From Feb. 5, 2011 to Feb. 10, 2012, Scott Gomez didn’t score a goal. As Travis Hughes wrote, “he’s not the first player to go an entire calendar year without scoring a goal and he won’t be the last, but he’s certainly the first $7.35 million player to do so.”
But in the grand tradition of Roberto “My Contract Sucks” Luongo, Gomez’s lighthearted ability to deal with this absurd display of offensive ineffectiveness endeared him to us. Like when #LastTimeGomezScored trended and someone wrote that “#LastTimeGomezScored I would rent DVD’s at Blockbuster.”
Gomez laughed when he heard the line.
“If you can’t laugh about yourself,” Gomez said, “then you’re an (expletive).”
After the inevitable buyout of his contract, we had more enlightenment. The nomadic last years of Gomez’s hockey career were, perhaps, some of his happiest. “It’s a life’s lesson. It’s not about ego. Are you kidding, you play pro hockey.
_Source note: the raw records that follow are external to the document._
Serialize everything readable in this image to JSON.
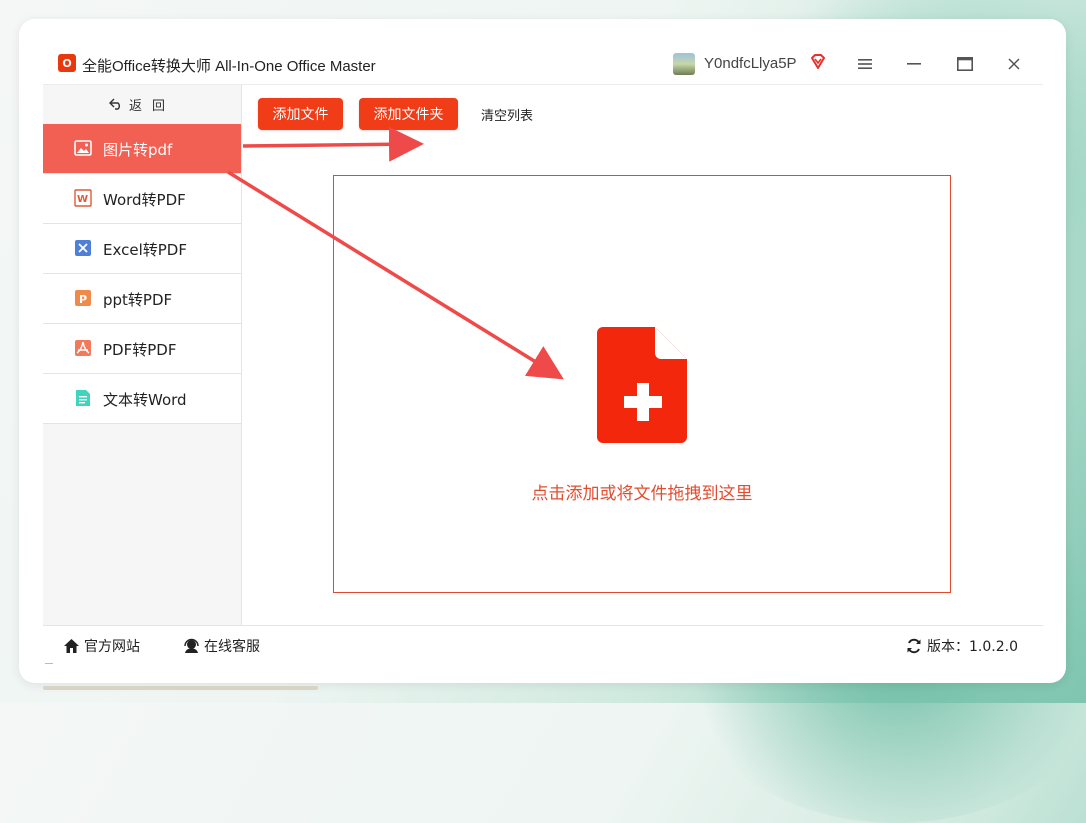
{
  "window": {
    "title": "全能Office转换大师 All-In-One Office Master",
    "logo_glyph": "O",
    "username": "Y0ndfcLlya5P",
    "icons": [
      "user-avatar",
      "vip-diamond-icon",
      "menu-icon",
      "minimize-icon",
      "maximize-icon",
      "close-icon"
    ]
  },
  "sidebar": {
    "back_label": "返回",
    "items": [
      {
        "label": "图片转pdf",
        "icon": "image-icon",
        "active": true
      },
      {
        "label": "Word转PDF",
        "icon": "word-icon",
        "active": false
      },
      {
        "label": "Excel转PDF",
        "icon": "excel-icon",
        "active": false
      },
      {
        "label": "ppt转PDF",
        "icon": "ppt-icon",
        "active": false
      },
      {
        "label": "PDF转PDF",
        "icon": "pdf-icon",
        "active": false
      },
      {
        "label": "文本转Word",
        "icon": "text-doc-icon",
        "active": false
      }
    ]
  },
  "toolbar": {
    "add_file": "添加文件",
    "add_folder": "添加文件夹",
    "clear_list": "清空列表"
  },
  "dropzone": {
    "icon": "add-file-icon",
    "text": "点击添加或将文件拖拽到这里"
  },
  "footer": {
    "website": "官方网站",
    "support": "在线客服",
    "version": "版本：1.0.2.0"
  },
  "colors": {
    "accent": "#f03c17",
    "active_item": "#f25f53",
    "dropzone_border": "#e04a2f",
    "drop_text": "#e14d2f",
    "annotation_arrow": "#ef4a4a"
  }
}
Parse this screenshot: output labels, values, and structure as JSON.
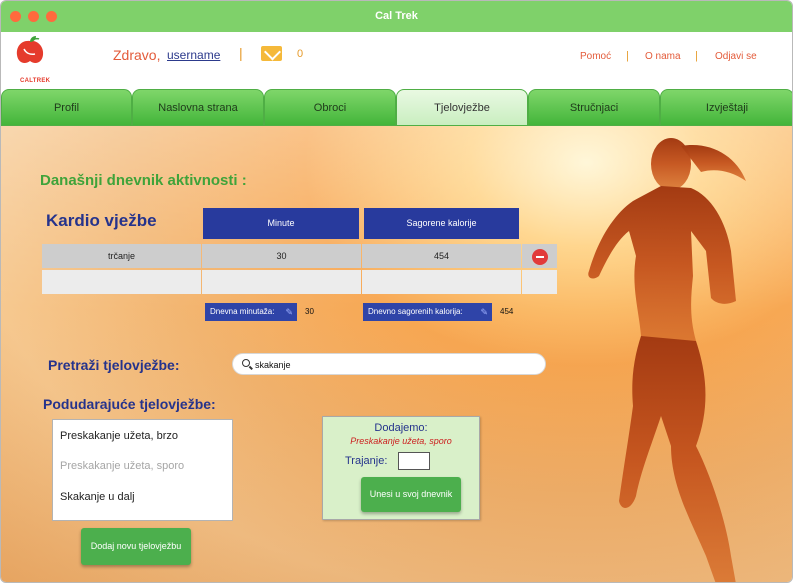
{
  "window": {
    "title": "Cal Trek"
  },
  "logo": {
    "text": "CALTREK"
  },
  "header": {
    "greeting": "Zdravo,",
    "username": "username",
    "message_count": "0",
    "links": [
      "Pomoć",
      "O nama",
      "Odjavi se"
    ]
  },
  "nav": {
    "tabs": [
      "Profil",
      "Naslovna strana",
      "Obroci",
      "Tjelovježbe",
      "Stručnjaci",
      "Izvještaji"
    ],
    "active": "Tjelovježbe"
  },
  "log": {
    "heading": "Današnji dnevnik aktivnosti :",
    "cardio_title": "Kardio vježbe",
    "col_minutes": "Minute",
    "col_calories": "Sagorene kalorije",
    "rows": [
      {
        "name": "trčanje",
        "minutes": "30",
        "calories": "454"
      }
    ],
    "total_minutes_label": "Dnevna minutaža:",
    "total_minutes": "30",
    "total_calories_label": "Dnevno sagorenih kalorija:",
    "total_calories": "454"
  },
  "search": {
    "heading": "Pretraži tjelovježbe:",
    "value": "skakanje"
  },
  "matches": {
    "heading": "Podudarajuće tjelovježbe:",
    "items": [
      "Preskakanje užeta, brzo",
      "Preskakanje užeta, sporo",
      "Skakanje u dalj"
    ],
    "add_new": "Dodaj novu tjelovježbu"
  },
  "add_panel": {
    "label": "Dodajemo:",
    "selected": "Preskakanje užeta, sporo",
    "duration_label": "Trajanje:",
    "duration_value": "",
    "submit": "Unesi u svoj dnevnik"
  },
  "colors": {
    "titlebar": "#7fd16a",
    "accent_blue": "#283a9d",
    "accent_green": "#4caf4d",
    "accent_red": "#cc1f1f"
  },
  "icons": [
    "close-dot-icon",
    "minimize-dot-icon",
    "maximize-dot-icon",
    "mail-icon",
    "search-icon",
    "remove-icon",
    "edit-pencil-icon"
  ]
}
It’s another challenge,” he said.
So the PTO with the Sharks became a contract, which earned him another with the Florida Panthers, which earned him another with the New Jersey Devils (a reunion, against all odds), which earned him two more with the St. Louis Blues and Ottawa Senators.
“His passion and love for the game is still there,” said Panthers GM Dale Tallon in 2013. “We’re going to be a young team down the road with tremendous depth at all positions, and we need to surround them with champions.”
Scott Gomez was a champion. He was a rookie sensation. He was a borderline offensive star. He was a free-agent prize, and then a big contract pariah. He was the centerpiece of one of the most lopsided trades in NHL history. He once went a calendar year without scoring a goal. He was a Devil, a Ranger, a Canadien, a Shark, a Panther, a Blue and a Senator, before he was no longer and NHL player.
Sixteen years after he made NHL history just by being Carlos Gomez’s son, Scott Gomez retires having lived a career far beyond what the kid from Anchorage, skating in borrowed hockey gear, probably imagined for himself. And us, for him.